By September 21, it was clear the Yemeni government could not defeat the al Houthis in Sana’a. The UN Envoy to Yemen, Jamal Benomar, who had been trying to negotiate a peace deal with the al Houthis prior to the outbreak of violence, managed to mediate a humiliating deal with the militants.  The agreement gives the al Houthis and the peaceful faction of Yemen’s Southern Movement broad political powers and orders President Hadi to select a new government. Both groups will choose representatives who will decide the allocation of cabinet seats for each political party and will advise President Hadi on candidates for the new government – meaning the al Houthis and Southern Movement now get to decide whom they want in the government.
President Hadi and his government, considered ineffectual by many in Yemen, negotiated from a position of weakness and could not hold Yemen together at a critical moment. Some of the al Houthi demands for a new government and reinstatement of fuel subsidies resonated among Yemenis who were still looking for improvements to their day-to-day lives in post-Saleh Yemen. Many of those in government opposed to the al Houthis, especially al Islah and the al Ahmars, continue to represent the established political elite and could not counter the al Houthi message. The other option would have been a civil war with the al Houthis, a battle Yemen’s overstretched military would not have been able to win. Each of the six rounds of fighting with the al Houthis in the Sa’ada Wars ended in negotiated ceasefires.
On the Road to Repartition
The al Houthis, whether or not they intended to, may have set in motion a series of events that could lead to a divided Yemen. It is likely the al Houthis will demand a reworking of the six-region federation plan that they vehemently opposed back in January 2014. This likely would prompt the Southern Movement to push for an independent south and the al Houthis a federally autonomous region in the north. Yemen was formerly divided into two before the resolution of its 1994 civil war united the country into its modern state. The Southern Movement is an umbrella organization composed of various factions that oppose historical northern domination over state affairs. It is unclear whether the Southern Movement will push for independence, but some of its leaders have already stated their desire to secede. A more concerted effort on the part of the South to gain independence as well as attempts to push the Yemeni military out of southern territory would indicate Yemen is on the path to repartition.

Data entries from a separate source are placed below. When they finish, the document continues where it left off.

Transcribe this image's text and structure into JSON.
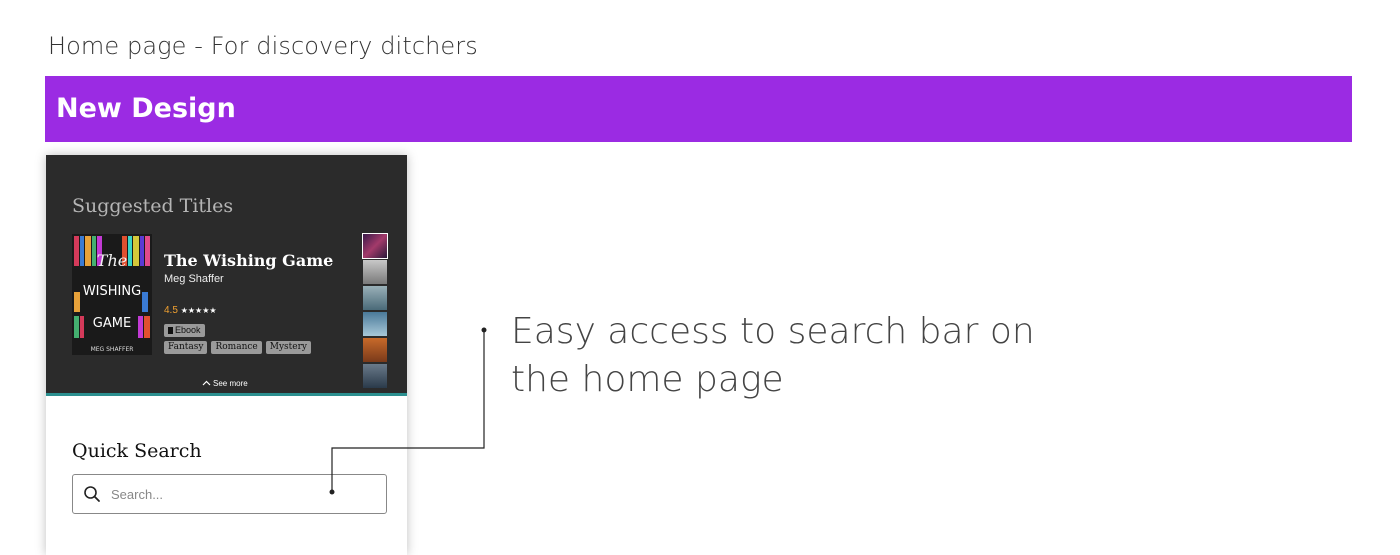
{
  "page": {
    "heading": "Home page - For discovery ditchers",
    "banner_title": "New Design",
    "banner_color": "#9b2be3"
  },
  "suggested": {
    "section_title": "Suggested Titles",
    "cover_text": {
      "line1": "The",
      "line2": "WISHING",
      "line3": "GAME",
      "author": "MEG SHAFFER"
    },
    "title": "The Wishing Game",
    "author": "Meg Shaffer",
    "rating_value": "4.5",
    "rating_stars": "★★★★★",
    "format_icon": "book-icon",
    "format": "Ebook",
    "genres": [
      "Fantasy",
      "Romance",
      "Mystery"
    ],
    "see_more": "See more",
    "accent_color": "#2b8f8f"
  },
  "quick_search": {
    "title": "Quick Search",
    "placeholder": "Search..."
  },
  "annotation": {
    "text": "Easy access to search bar on the home page"
  }
}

Iran, a country that seeks to be the region’s most formidable power, is delighted at Yemen’s new rulers and could use the opportunity to expand its influence further in Yemen. Yemen has previously had Zaydi rulers, but the al Houthis are the first to call for the return of a religious-based government. Iran has supported both the al Houthi and Southern movements in the past. It is unclear if Iran had a direct role in facilitating these latest events, but Tehran will have a better chance of building up the al Houthis and Southern Movement as regional proxies while Yemen’s government is preoccupied with trying to keep itself together. A repartitioned Yemen would give Iran freer rein to carry out operations in Yemen against its regional rival, Saudi Arabia.
The break-up of Yemen would devastate U.S. counterterrorism strategy. The U.S. relies on Yemen’s military to combat al Qaeda in the Arabian Peninsula (AQAP), an organization that has tried and will continue to try to attack the U.S. homeland. Most of the forces the U.S. trains and works with operate in the southern and eastern provinces of Yemen. These units will most likely be removed from fighting AQAP to keeping the Yemeni state together if Yemen moves toward repartition or even federation. Such a scenario would cripple the current U.S. strategy against AQAP, empowering a group that is one of the greatest threats to the American homeland.